From there, things moved fast. A residency at a local Cape Town bar proved so popular that after six weeks, the police shut it down because so many people were spilling into the street. Live agents and festivals came calling. Festivals like Rocking The Daisies and Oppikoppi in their prime were the prelude to selling out the 5000-seater Kirstenbosch Gardens in Cape Town and 7000-seater Durban Botanical Gardens. The fan fervour and demand moved radio stations to start playing his songs.
“The first few years, I still didn’t see myself as a serious musician,” says Jeremy. “It was chaos. I didn’t want to be a solo artist, so I invited anyone who wanted to get on stage with me – rappers, saxophonists, dancers. I was the ridiculous ringleader who didn’t really know what he was doing.”
Named ‘Best Live Act’ by MK, in 2014, Jeremy independently released his debut album ‘Trading Change’, which spawned the huge hit single ‘Down South’. By then, his live show had taken off abroad and after touring the States and Europe, he was handpicked by Twenty One Pilots to support them on their Blurryface tour.
This experience served as his formal introduction to European audiences, where he now routinely sells out 3000+ capacity rooms across the Netherlands, Germany, Switzerland, and Czech Republic for his headline shows, with that number swelling to 5000 in the United Kingdom. Marquee festivals like Lollapalooza Paris, Hurricane, Southside, Oceaga, Boardmasters and many others took note, booking Jeremy in increasingly prominent slots.

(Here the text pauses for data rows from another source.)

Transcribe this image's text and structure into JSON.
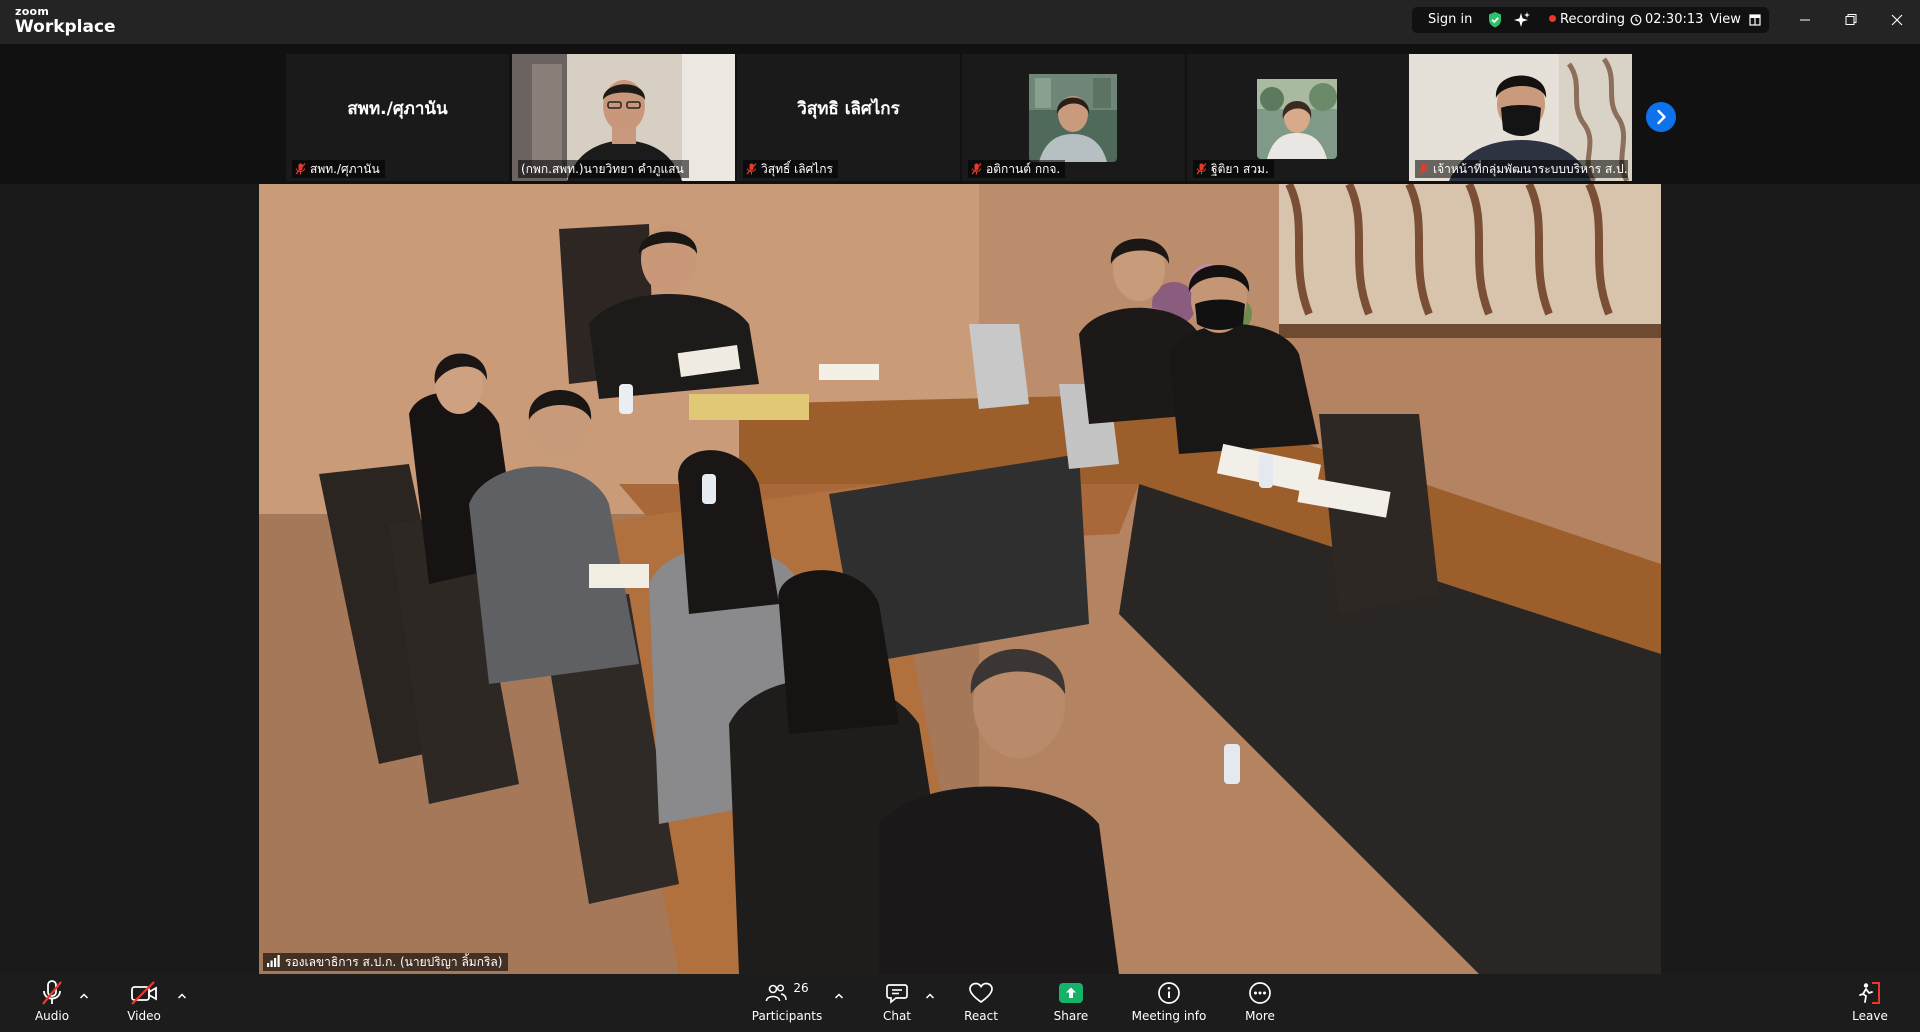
{
  "app": {
    "brand_top": "zoom",
    "brand_bottom": "Workplace"
  },
  "titlebar": {
    "sign_in": "Sign in",
    "recording": "Recording",
    "timer": "02:30:13",
    "view": "View"
  },
  "filmstrip": {
    "tiles": [
      {
        "display_name": "สพท./ศุภานัน",
        "label": "สพท./ศุภานัน",
        "muted": true,
        "has_video": false
      },
      {
        "display_name": "",
        "label": "(กพก.สพท.)นายวิทยา คำภูแสน",
        "muted": false,
        "has_video": true
      },
      {
        "display_name": "วิสุทธิ เลิศไกร",
        "label": "วิสุทธิ์ เลิศไกร",
        "muted": true,
        "has_video": false
      },
      {
        "display_name": "",
        "label": "อติกานต์ กกจ.",
        "muted": true,
        "has_video": false
      },
      {
        "display_name": "",
        "label": "ฐิติยา สวม.",
        "muted": true,
        "has_video": false
      },
      {
        "display_name": "",
        "label": "เจ้าหน้าที่กลุ่มพัฒนาระบบบริหาร ส.ป.ก...",
        "muted": true,
        "has_video": true
      }
    ]
  },
  "main_video": {
    "speaker_label": "รองเลขาธิการ ส.ป.ก. (นายปริญา ลิ้มกริล)"
  },
  "toolbar": {
    "audio": "Audio",
    "video": "Video",
    "participants": "Participants",
    "participants_count": "26",
    "chat": "Chat",
    "react": "React",
    "share": "Share",
    "meeting_info": "Meeting info",
    "more": "More",
    "leave": "Leave"
  },
  "colors": {
    "accent": "#0e72ed",
    "share": "#17b26a",
    "muted": "#e8392d",
    "recording": "#e8392d",
    "shield": "#2bc26b"
  }
}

In 2018 came ‘Critical As Water’, a second album which featured co-writes with Will Hicks (Ed Sheeran) and Jake Gosling (Lady Gaga, James Bay). The singles ‘Waves’, ‘Freak’ and ‘Gold’ took off at radio in South Africa and around the world, with the latter being playlisted on BBC Radio 2. An MTV Africa Award for Best Alternative Album crowned his achievement with Critical As Water. Last year, Jeremy was invited to a private after party when Ed Sheeran played his first stadium shows here in South Africa. The pair hit it off straight away.

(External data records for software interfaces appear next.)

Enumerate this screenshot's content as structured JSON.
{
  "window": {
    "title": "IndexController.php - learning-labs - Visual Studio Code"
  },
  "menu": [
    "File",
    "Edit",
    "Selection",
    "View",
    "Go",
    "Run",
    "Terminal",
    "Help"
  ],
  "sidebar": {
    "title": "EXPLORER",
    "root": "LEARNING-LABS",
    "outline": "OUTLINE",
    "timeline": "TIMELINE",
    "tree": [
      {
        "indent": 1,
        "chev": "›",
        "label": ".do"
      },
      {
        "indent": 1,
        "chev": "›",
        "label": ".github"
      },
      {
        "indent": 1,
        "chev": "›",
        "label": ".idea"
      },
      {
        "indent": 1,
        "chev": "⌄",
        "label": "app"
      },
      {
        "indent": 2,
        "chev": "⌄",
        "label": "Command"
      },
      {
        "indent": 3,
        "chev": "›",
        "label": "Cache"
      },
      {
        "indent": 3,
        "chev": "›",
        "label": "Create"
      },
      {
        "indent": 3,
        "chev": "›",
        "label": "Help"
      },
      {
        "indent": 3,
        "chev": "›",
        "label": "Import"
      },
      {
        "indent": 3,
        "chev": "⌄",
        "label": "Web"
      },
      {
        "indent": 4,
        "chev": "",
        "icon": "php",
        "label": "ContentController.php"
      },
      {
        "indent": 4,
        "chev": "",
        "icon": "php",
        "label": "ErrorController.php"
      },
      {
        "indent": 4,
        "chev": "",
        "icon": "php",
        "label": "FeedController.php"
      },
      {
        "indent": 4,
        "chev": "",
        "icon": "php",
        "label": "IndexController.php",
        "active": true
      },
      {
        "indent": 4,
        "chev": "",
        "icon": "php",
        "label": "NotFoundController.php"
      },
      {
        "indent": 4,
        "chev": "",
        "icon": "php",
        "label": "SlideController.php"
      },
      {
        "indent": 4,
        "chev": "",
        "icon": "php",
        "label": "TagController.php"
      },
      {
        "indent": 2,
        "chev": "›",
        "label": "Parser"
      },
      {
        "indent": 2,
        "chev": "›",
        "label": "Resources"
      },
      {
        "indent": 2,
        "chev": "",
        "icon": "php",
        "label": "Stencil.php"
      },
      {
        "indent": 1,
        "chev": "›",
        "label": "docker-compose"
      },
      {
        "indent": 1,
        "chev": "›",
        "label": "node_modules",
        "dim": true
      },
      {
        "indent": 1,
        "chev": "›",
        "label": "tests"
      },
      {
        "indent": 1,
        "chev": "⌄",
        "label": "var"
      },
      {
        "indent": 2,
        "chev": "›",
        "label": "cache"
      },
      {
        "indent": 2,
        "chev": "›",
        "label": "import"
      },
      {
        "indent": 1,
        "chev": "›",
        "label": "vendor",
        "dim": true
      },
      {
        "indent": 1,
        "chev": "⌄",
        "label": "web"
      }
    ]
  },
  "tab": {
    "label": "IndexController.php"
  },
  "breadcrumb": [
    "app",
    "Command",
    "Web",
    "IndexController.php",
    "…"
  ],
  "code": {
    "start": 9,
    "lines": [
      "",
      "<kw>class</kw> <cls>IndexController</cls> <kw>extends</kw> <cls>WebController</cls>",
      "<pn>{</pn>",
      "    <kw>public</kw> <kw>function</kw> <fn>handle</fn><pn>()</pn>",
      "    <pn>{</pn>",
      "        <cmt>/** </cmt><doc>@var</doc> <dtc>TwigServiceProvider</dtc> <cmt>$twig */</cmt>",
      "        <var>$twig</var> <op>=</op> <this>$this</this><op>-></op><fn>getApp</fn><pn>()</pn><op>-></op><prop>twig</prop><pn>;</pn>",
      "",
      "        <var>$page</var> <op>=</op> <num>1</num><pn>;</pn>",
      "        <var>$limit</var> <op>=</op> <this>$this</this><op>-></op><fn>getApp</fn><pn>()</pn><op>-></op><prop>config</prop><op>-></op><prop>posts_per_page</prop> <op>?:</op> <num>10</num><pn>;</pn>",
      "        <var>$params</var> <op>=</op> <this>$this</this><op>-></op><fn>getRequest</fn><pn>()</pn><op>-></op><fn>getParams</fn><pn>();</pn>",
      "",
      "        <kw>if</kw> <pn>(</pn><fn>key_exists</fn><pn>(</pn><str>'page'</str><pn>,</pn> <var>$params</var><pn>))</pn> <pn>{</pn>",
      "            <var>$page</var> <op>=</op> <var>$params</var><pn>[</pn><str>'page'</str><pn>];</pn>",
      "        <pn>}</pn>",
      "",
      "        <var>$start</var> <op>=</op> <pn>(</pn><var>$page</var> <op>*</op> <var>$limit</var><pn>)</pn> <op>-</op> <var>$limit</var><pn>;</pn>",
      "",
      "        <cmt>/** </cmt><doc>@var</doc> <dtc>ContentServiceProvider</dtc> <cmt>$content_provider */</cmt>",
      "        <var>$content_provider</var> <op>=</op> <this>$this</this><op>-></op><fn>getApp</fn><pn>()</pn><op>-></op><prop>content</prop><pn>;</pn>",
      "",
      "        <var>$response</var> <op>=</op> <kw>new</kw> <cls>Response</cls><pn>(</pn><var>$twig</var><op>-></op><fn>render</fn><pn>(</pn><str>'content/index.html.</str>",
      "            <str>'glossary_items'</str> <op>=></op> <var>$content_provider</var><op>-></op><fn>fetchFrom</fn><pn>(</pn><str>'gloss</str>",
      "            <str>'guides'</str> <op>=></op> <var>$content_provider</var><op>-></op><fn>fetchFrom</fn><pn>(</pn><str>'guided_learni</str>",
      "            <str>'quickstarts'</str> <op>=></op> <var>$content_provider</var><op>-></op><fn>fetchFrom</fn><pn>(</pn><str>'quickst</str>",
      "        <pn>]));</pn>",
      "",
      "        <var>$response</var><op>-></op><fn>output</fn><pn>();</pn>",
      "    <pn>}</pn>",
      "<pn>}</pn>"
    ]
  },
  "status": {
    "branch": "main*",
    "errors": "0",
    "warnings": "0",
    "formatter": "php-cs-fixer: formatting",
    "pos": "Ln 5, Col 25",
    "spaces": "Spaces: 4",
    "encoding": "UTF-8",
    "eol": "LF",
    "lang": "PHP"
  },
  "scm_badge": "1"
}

‘He said I was a better loop artist than he is’ laughs Jeremy. ‘Very kind, but not true! But we are very similar artists, in many aspects of our jobs. We spent the night drinking and talking shop, and he suggested we write together. I thought he was joking, but six months later I was in his studio in his hometown and we wrote two absolute bangers, at least one of which will be on my next album.’
After a decade being an independent artist, turning down label offers on a daily basis, earlier this year Jeremy signed a licensing deal with Universal Music South Africa.

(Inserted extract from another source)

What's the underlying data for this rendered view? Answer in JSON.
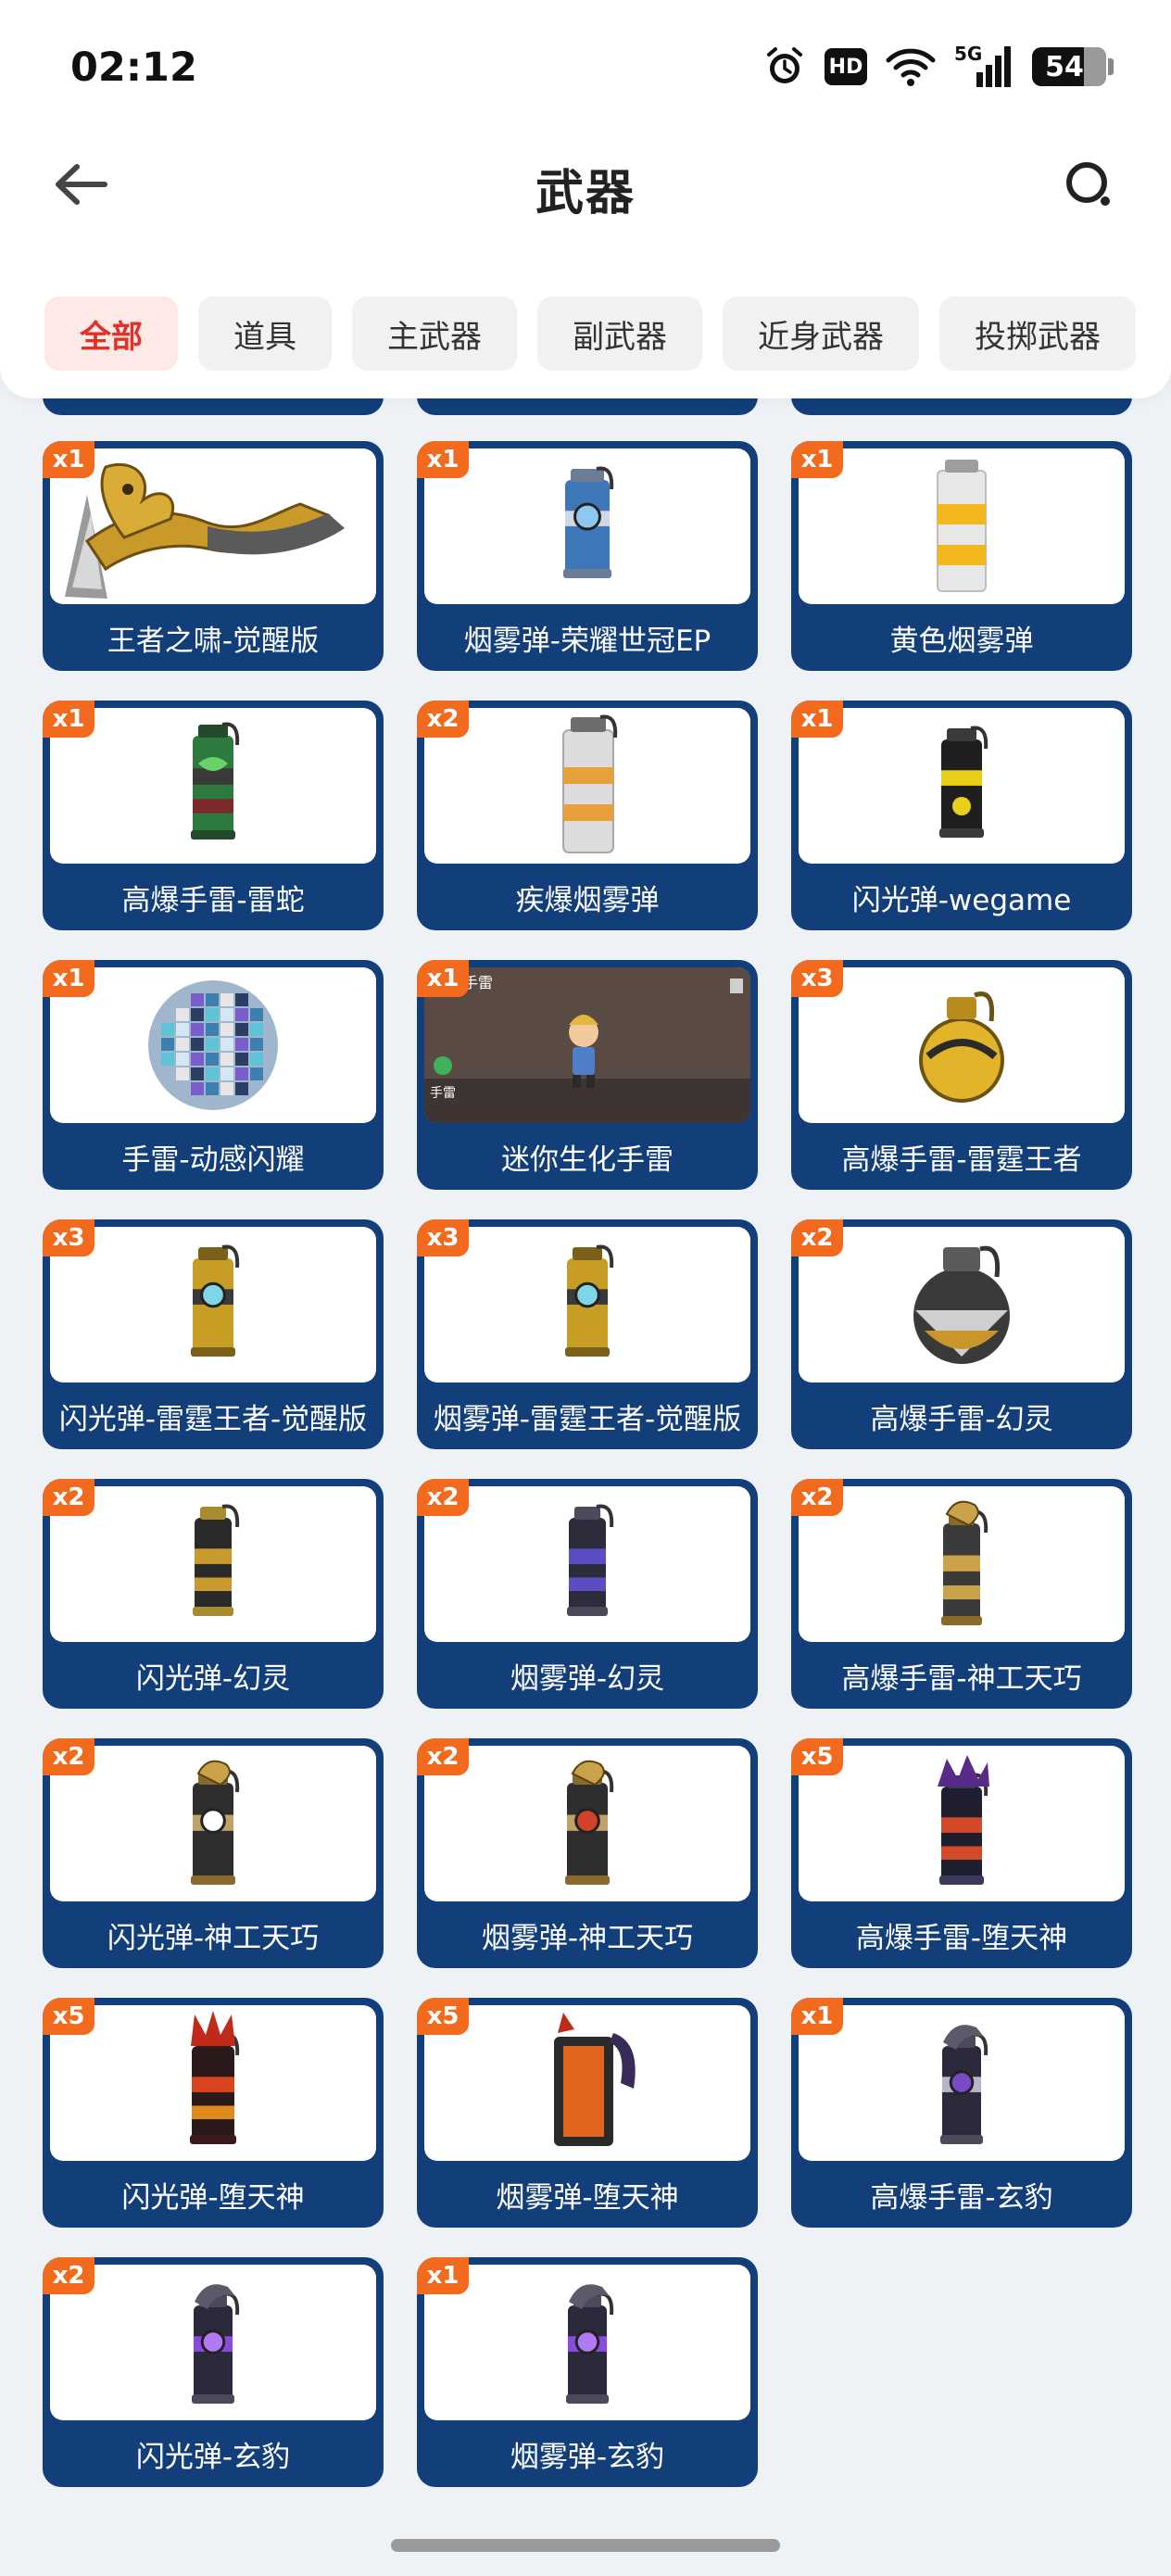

‘ I’m excited to partner with Universal Music in South Africa. We’ve struck a deal where I retain ownership and ultimate control, but they bring in their years of experience, resources, and incredible team to help me take my music further. It’s the dream situation for an independent spirit like me where a major label joins a team and shares our vision.’
In Europe, Jeremy has partnered with Decca in the United Kingdom and Polydor in Germany, both of which are Universal Music Group imprints.